Just a few snaps from last week:
When the tide goes out, you’ll always find someone poking about in the rock pools left behind. Sometimes an octopus hides in between rocks, waiting for the next tide to move back out to sea, and the small fish who didn’t get washed back into the ocean make bait for local fishermen. Nice half hour whiled away eating passion fruit ice cream with mango sorbet and watching this guy in El Médano the other day.
From the south of the island our view of El Teide, highest mountain in Spain, is from a distance, surrounded by foothills, as in this picture from last year after the first snows, which was taken close to where I live now.
But, as you drive north, taking the motorway route, instead of crossing the mountain, you come to a point on the autopista del norte where the mountain rears to your left, almost as if it’s in 3D, so different does it look from the views so familiar from the south. Of course, tempting though it is, you can’t stop in the middle of the motorway to snap, but the other day, stopping in El Sauzal, I snapped this from the church plaza. You can see how it dominates the skyline above Puerto de la Cruz, and can imagine how fierce it must have been for the original, aboriginal inhabitants, the Guanches. There was still significant volcanic activity on the island at the time it was conquered at the end of the 15th century.

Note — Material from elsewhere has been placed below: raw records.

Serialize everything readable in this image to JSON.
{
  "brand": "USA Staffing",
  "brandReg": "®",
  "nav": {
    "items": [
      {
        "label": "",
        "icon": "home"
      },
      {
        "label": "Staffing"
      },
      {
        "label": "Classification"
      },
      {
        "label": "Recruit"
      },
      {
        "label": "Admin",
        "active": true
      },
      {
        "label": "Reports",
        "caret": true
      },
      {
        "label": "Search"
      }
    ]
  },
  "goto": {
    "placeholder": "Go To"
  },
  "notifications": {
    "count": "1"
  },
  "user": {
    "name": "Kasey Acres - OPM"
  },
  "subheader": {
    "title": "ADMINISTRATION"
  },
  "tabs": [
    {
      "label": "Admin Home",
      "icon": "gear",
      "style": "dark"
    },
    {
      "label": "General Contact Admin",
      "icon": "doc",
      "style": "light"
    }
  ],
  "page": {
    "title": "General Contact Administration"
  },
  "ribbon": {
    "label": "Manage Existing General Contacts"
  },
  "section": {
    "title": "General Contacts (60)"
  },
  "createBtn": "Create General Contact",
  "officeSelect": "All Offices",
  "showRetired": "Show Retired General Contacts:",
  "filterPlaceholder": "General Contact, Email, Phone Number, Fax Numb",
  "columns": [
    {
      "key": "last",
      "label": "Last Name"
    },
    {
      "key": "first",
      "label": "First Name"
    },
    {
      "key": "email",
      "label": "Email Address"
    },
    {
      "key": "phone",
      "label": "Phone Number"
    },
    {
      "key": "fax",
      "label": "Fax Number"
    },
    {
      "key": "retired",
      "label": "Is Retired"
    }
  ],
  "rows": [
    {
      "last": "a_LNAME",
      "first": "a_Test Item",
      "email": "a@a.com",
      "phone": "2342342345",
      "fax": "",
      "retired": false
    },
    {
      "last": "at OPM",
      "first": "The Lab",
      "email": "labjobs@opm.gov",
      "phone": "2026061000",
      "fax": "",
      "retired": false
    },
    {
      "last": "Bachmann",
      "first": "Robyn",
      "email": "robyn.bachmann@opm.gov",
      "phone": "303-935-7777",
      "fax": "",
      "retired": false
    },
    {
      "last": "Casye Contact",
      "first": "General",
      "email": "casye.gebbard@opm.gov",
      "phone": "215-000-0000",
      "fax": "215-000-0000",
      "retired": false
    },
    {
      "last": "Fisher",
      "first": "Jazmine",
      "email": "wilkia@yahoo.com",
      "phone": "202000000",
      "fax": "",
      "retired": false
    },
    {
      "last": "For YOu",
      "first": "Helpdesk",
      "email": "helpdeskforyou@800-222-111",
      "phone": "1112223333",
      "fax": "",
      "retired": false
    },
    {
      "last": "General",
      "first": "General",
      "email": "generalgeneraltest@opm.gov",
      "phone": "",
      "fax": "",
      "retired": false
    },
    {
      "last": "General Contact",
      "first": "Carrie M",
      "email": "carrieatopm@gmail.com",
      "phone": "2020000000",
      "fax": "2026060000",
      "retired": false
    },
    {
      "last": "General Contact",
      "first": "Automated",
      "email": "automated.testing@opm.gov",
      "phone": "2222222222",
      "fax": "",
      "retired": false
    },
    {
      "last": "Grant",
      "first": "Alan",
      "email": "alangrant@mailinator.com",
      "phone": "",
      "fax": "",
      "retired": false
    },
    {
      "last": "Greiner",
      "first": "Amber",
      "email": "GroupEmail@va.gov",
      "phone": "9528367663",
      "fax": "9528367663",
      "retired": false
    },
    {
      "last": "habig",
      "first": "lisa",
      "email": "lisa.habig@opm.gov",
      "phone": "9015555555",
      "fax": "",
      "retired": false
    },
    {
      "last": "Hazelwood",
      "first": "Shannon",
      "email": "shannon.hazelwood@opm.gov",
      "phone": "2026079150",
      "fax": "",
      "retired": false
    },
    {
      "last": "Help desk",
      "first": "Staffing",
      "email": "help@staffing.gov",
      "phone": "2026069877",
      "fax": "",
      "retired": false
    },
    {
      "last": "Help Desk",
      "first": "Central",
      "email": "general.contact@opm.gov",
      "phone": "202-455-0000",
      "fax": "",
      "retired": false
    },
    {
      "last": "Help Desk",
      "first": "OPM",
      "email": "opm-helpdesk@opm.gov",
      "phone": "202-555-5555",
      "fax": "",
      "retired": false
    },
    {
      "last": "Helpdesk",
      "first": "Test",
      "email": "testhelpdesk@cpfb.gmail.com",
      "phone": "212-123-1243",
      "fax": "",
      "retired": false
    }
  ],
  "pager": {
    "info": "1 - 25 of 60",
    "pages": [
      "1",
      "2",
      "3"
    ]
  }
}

And this is the pretty church square of the church of St Peter the Apostle in El Sauzal. We didn’t go inside, because it was Sunday, and mass was in progress. The church with its 18th century tower, and its square are quite typical of the island.
When I first realized that there was a village called El Sauzal on Tenerife, my Steinbeck-loving heart skipped a beat, and I envisaged a little fishing village peopled by outrageous but loveable characters, so I was disappointed when I finally went there (expectations are the parents of all disappointments!). That was silly of me, of course, similar though the climate is to parts of California, this is an island off the coast of Africa! El Sauzal, the place where the willows grow, in Tenerife was about agriculture rather than fishing, and these days is more about being a pretty, suburban area with some very elegant properties around. There is also a very attractive mirador, which has a highly recommended ice cream parlor (no, I am not obsessed with ice cream parlors, since you ask……..well, maybe, just a little!), which was closed on Sunday morning, a fact for which my hips are eternally grateful. The mirador itself, however, was open for us to enjoy its stunning views.
La Casa del Vino, which has been run by the island government since 1992 is well-maintained and interesting. I’d highly recommend a visit if you still have any doubts about the quality of Canarian wines. The displays in the little museum, however, are a bit faded and refer to pestas – so I think they are in need of an update, especially since wine making is thriving again here.
This is the huge, well-restored wine-press, which takes pride of place in the courtyard, along with barrels and other implements historically used in wine making.
The links between Tenerife and England are strong, despite Nelson’s attempt to snatch the island for the British crown, which has, from time to time, puzzled me. Why aren’t we resented more? (and I won’t even go into what today’s Brits have wrought upon the island!) It hit me, going around this museum – it’s the wine! I knew that historically England had been a huge importer of Canarian wines (as well as other produce – hence Canary Wharf in London), and I knew that Shakespeare had given the nectar several plugs in his works, but in the museum I learned that Shelley, Keats and Marlowe, amongst other great English names, were also aficionados, and the panel pointing out the connection between the wines and literature was composed only of English figures, so we must have historically been as important to the island economy as our tourism is today! And maybe we can lay some of the fault for our high alcoholic consumption on the island’s doorstep, in which case the nightly behaviour in the Veronicas has a certain irony.